U.S. ISBN Monopoly Denies Threat From Digital Self-Publishing

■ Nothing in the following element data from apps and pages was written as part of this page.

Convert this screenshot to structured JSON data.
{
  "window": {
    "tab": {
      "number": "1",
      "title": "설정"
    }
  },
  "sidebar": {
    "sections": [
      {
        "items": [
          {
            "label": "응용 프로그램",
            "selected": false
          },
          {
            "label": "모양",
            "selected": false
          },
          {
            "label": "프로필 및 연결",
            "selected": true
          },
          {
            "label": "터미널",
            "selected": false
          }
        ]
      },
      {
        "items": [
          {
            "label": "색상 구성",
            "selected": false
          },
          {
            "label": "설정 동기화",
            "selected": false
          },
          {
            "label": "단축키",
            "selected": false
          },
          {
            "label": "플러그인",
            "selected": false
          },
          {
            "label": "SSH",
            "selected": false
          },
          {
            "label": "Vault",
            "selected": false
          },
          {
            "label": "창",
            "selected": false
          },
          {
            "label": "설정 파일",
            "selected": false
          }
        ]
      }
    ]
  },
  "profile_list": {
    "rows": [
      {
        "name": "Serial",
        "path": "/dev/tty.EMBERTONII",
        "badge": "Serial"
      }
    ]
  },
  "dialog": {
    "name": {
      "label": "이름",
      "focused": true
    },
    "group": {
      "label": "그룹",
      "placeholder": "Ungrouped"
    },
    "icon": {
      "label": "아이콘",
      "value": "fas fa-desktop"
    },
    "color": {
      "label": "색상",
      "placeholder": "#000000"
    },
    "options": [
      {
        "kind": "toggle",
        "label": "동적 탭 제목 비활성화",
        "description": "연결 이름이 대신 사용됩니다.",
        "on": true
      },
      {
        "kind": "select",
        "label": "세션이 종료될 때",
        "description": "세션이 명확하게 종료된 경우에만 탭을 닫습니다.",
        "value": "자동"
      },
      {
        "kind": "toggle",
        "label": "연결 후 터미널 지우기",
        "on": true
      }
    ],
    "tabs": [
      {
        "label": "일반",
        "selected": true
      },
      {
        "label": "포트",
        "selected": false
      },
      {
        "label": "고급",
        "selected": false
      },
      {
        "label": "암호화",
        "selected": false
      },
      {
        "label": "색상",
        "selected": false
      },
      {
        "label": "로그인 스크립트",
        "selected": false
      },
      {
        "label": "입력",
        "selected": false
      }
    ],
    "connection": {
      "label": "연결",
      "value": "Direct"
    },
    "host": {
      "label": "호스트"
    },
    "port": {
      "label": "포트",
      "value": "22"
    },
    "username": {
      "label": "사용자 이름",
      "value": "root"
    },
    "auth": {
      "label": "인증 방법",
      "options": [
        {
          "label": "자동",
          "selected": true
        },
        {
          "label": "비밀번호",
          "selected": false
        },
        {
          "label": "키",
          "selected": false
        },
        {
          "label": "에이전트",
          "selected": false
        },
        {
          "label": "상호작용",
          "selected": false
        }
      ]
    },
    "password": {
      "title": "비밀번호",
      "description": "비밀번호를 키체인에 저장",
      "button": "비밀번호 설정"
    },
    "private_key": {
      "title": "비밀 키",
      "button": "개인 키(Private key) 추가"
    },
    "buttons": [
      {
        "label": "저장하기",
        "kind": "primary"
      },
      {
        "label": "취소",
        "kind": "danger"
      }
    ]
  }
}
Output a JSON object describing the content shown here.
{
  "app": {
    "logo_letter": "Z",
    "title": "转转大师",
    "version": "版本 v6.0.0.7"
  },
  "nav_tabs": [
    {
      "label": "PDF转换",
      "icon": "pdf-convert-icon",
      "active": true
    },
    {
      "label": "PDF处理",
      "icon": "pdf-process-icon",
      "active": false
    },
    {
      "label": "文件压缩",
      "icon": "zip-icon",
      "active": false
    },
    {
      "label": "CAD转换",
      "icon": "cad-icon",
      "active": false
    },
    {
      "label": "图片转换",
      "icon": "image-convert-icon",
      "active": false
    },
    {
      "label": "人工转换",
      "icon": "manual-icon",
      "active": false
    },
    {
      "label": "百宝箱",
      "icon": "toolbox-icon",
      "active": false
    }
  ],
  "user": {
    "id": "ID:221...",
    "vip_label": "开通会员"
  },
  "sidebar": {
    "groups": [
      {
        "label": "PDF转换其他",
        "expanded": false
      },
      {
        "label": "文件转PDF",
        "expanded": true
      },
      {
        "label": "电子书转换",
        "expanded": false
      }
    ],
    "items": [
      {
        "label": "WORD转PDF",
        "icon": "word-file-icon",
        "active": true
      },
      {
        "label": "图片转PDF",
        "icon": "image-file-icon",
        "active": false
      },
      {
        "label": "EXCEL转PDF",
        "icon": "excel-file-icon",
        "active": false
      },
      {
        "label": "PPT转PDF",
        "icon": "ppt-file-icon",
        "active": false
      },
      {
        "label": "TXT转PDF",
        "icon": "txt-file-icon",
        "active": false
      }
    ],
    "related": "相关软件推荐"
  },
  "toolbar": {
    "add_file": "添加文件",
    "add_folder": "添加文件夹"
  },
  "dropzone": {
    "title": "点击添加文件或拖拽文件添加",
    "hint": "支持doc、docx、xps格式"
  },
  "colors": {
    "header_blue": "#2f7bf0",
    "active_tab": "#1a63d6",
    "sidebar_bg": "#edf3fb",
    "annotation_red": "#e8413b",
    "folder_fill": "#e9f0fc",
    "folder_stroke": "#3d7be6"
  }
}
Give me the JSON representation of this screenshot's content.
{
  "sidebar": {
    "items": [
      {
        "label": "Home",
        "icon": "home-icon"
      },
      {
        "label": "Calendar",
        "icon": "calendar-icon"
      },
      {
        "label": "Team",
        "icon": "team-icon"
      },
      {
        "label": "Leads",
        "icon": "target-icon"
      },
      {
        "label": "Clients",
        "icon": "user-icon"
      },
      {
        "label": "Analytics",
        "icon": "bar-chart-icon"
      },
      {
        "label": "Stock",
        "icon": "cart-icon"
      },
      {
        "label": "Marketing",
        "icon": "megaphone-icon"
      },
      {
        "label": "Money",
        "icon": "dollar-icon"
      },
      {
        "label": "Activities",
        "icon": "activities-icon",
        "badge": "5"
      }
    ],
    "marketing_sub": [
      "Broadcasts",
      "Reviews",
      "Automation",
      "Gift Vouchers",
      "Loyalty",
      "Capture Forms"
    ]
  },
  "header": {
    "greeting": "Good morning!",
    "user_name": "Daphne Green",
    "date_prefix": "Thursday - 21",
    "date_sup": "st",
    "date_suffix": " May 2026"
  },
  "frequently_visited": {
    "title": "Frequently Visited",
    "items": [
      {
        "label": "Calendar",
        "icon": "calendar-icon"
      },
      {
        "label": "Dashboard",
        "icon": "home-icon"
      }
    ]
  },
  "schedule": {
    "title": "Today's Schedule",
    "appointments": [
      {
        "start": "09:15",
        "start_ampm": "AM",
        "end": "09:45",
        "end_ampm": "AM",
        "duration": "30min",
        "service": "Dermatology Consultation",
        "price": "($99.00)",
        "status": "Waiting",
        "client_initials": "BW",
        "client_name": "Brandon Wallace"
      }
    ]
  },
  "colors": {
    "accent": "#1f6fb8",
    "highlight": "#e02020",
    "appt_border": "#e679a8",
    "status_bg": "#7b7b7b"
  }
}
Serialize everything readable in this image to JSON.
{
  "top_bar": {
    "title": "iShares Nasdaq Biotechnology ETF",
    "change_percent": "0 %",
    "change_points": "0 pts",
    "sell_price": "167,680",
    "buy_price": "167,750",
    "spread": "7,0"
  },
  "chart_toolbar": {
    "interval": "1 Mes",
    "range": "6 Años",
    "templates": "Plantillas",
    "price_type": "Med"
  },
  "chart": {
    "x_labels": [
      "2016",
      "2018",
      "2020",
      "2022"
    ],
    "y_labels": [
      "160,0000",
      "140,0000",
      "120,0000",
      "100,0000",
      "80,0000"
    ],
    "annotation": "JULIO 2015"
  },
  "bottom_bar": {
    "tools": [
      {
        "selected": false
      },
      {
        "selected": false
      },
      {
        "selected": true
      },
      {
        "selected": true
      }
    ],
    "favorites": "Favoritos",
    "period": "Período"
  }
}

LOOK inside any book published since 1970 and you will find a number. But perhaps not for much longer. The International Standard Book Number (ISBN), invented in Britain in 1965, took off rapidly as an international system for classifying books, with 150 agencies (one per country, with two for bilingual Canada) now issuing the codes. Set up by retailers to ease their distribution and sales, it increasingly hampers new, small and individual publishers. Yet digital publishing is weakening its monopoly.